What you need to do: Every record, apart from its pictures, should be repeated exactly.

**** The data ****

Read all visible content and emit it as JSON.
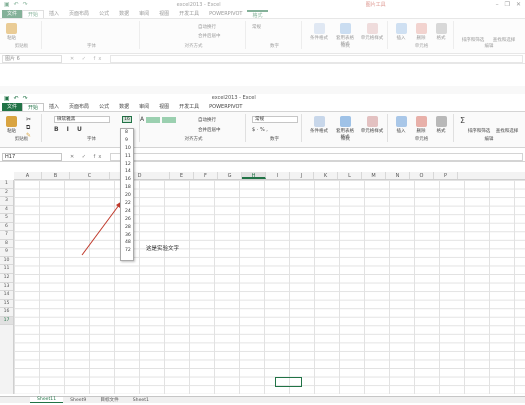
{
  "back_window": {
    "title": "excel2013 - Excel",
    "context_label": "图片工具",
    "tabs": [
      "文件",
      "开始",
      "插入",
      "页面布局",
      "公式",
      "数据",
      "审阅",
      "视图",
      "开发工具",
      "POWERPIVOT",
      "格式"
    ],
    "name_box": "图片 6",
    "groups": [
      "剪贴板",
      "字体",
      "对齐方式",
      "数字",
      "样式",
      "单元格",
      "编辑"
    ],
    "buttons": [
      "粘贴",
      "自动换行",
      "合并后居中",
      "常规",
      "条件格式",
      "套用表格格式",
      "单元格样式",
      "插入",
      "删除",
      "格式",
      "排序和筛选",
      "查找和选择"
    ]
  },
  "window": {
    "title": "excel2013 - Excel",
    "tabs": [
      "文件",
      "开始",
      "插入",
      "页面布局",
      "公式",
      "数据",
      "审阅",
      "视图",
      "开发工具",
      "POWERPIVOT"
    ],
    "font_name": "微软雅黑",
    "font_size": "16",
    "name_box": "H17",
    "groups": [
      "剪贴板",
      "字体",
      "对齐方式",
      "数字",
      "样式",
      "单元格",
      "编辑"
    ],
    "buttons": {
      "paste": "粘贴",
      "wrap": "自动换行",
      "merge": "合并后居中",
      "number_format": "常规",
      "cond_format": "条件格式",
      "table_format": "套用表格格式",
      "cell_style": "单元格样式",
      "insert": "插入",
      "delete": "删除",
      "format": "格式",
      "sort": "排序和筛选",
      "find": "查找和选择"
    }
  },
  "columns": [
    "A",
    "B",
    "C",
    "D",
    "E",
    "F",
    "G",
    "H",
    "I",
    "J",
    "K",
    "L",
    "M",
    "N",
    "O",
    "P"
  ],
  "selected_column": "H",
  "rows": [
    "1",
    "2",
    "3",
    "4",
    "5",
    "6",
    "7",
    "8",
    "9",
    "10",
    "11",
    "12",
    "13",
    "14",
    "15",
    "16",
    "17"
  ],
  "selected_row": "17",
  "font_sizes": [
    "8",
    "9",
    "10",
    "11",
    "12",
    "14",
    "16",
    "18",
    "20",
    "22",
    "24",
    "26",
    "28",
    "36",
    "48",
    "72"
  ],
  "cell_text": "这是实验文字",
  "sheet_tabs": [
    "Sheet11",
    "Sheet9",
    "目标文件",
    "Sheet1"
  ],
  "colors": {
    "accent": "#217346",
    "arrow": "#c0392b"
  }
}
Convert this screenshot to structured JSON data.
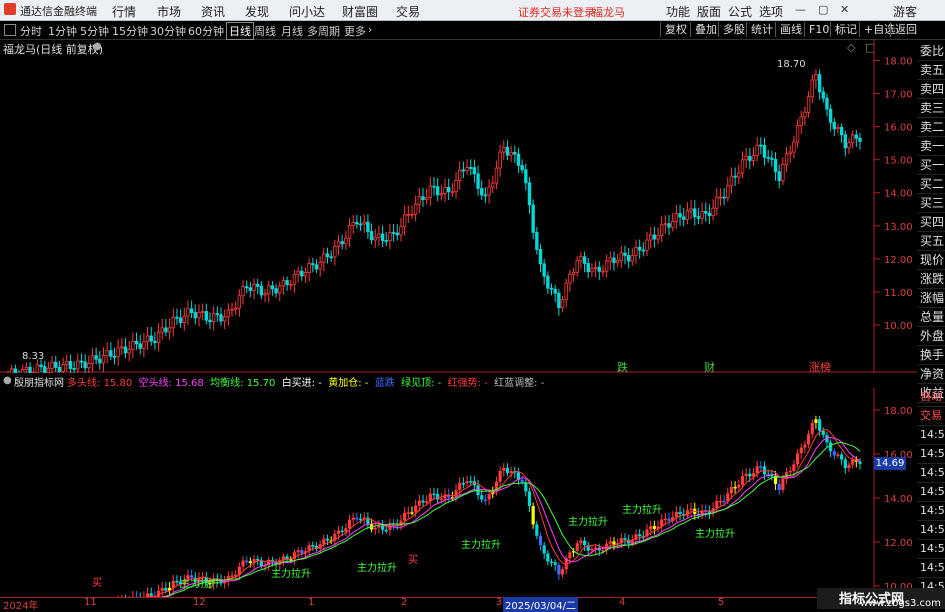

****

Output of the exercise:
Read all visible content and emit it as JSON.
{
  "back_window": {
    "title": "excel2013 - Excel",
    "context_label": "图片工具",
    "tabs": [
      "文件",
      "开始",
      "插入",
      "页面布局",
      "公式",
      "数据",
      "审阅",
      "视图",
      "开发工具",
      "POWERPIVOT",
      "格式"
    ],
    "name_box": "图片 6",
    "groups": [
      "剪贴板",
      "字体",
      "对齐方式",
      "数字",
      "样式",
      "单元格",
      "编辑"
    ],
    "buttons": [
      "粘贴",
      "自动换行",
      "合并后居中",
      "常规",
      "条件格式",
      "套用表格格式",
      "单元格样式",
      "插入",
      "删除",
      "格式",
      "排序和筛选",
      "查找和选择"
    ]
  },
  "window": {
    "title": "excel2013 - Excel",
    "tabs": [
      "文件",
      "开始",
      "插入",
      "页面布局",
      "公式",
      "数据",
      "审阅",
      "视图",
      "开发工具",
      "POWERPIVOT"
    ],
    "font_name": "微软雅黑",
    "font_size": "16",
    "name_box": "H17",
    "groups": [
      "剪贴板",
      "字体",
      "对齐方式",
      "数字",
      "样式",
      "单元格",
      "编辑"
    ],
    "buttons": {
      "paste": "粘贴",
      "wrap": "自动换行",
      "merge": "合并后居中",
      "number_format": "常规",
      "cond_format": "条件格式",
      "table_format": "套用表格格式",
      "cell_style": "单元格样式",
      "insert": "插入",
      "delete": "删除",
      "format": "格式",
      "sort": "排序和筛选",
      "find": "查找和选择"
    }
  },
  "columns": [
    "A",
    "B",
    "C",
    "D",
    "E",
    "F",
    "G",
    "H",
    "I",
    "J",
    "K",
    "L",
    "M",
    "N",
    "O",
    "P"
  ],
  "selected_column": "H",
  "rows": [
    "1",
    "2",
    "3",
    "4",
    "5",
    "6",
    "7",
    "8",
    "9",
    "10",
    "11",
    "12",
    "13",
    "14",
    "15",
    "16",
    "17"
  ],
  "selected_row": "17",
  "font_sizes": [
    "8",
    "9",
    "10",
    "11",
    "12",
    "14",
    "16",
    "18",
    "20",
    "22",
    "24",
    "26",
    "28",
    "36",
    "48",
    "72"
  ],
  "cell_text": "这是实验文字",
  "sheet_tabs": [
    "Sheet11",
    "Sheet9",
    "目标文件",
    "Sheet1"
  ],
  "colors": {
    "accent": "#217346",
    "arrow": "#c0392b"
  }
}
Convert this screenshot to structured JSON data.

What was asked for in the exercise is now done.